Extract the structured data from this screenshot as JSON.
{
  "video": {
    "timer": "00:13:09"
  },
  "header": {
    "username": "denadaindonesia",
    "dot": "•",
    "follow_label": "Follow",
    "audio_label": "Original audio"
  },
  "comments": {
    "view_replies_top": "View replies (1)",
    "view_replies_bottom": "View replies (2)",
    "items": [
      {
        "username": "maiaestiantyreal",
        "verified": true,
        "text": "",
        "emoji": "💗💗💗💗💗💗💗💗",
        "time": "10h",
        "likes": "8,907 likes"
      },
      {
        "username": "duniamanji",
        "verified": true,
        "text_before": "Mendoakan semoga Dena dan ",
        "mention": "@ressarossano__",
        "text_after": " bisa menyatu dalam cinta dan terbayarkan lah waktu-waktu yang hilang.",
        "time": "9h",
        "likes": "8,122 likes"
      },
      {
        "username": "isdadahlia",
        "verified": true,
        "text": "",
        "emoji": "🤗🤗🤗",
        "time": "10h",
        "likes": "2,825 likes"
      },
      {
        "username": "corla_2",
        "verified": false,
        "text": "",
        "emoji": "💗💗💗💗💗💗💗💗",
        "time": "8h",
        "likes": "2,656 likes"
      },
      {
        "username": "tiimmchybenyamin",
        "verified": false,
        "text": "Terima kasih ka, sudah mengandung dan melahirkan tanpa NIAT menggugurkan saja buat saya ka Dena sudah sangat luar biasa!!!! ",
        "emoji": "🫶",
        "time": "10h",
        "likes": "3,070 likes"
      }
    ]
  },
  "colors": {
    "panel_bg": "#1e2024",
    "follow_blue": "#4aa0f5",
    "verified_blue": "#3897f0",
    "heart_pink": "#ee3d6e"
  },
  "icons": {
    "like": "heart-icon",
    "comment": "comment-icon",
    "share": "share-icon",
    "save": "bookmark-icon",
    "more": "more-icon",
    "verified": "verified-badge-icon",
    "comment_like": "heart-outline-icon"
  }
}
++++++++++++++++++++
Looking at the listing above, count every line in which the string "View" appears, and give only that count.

* _Reply to the task_: 2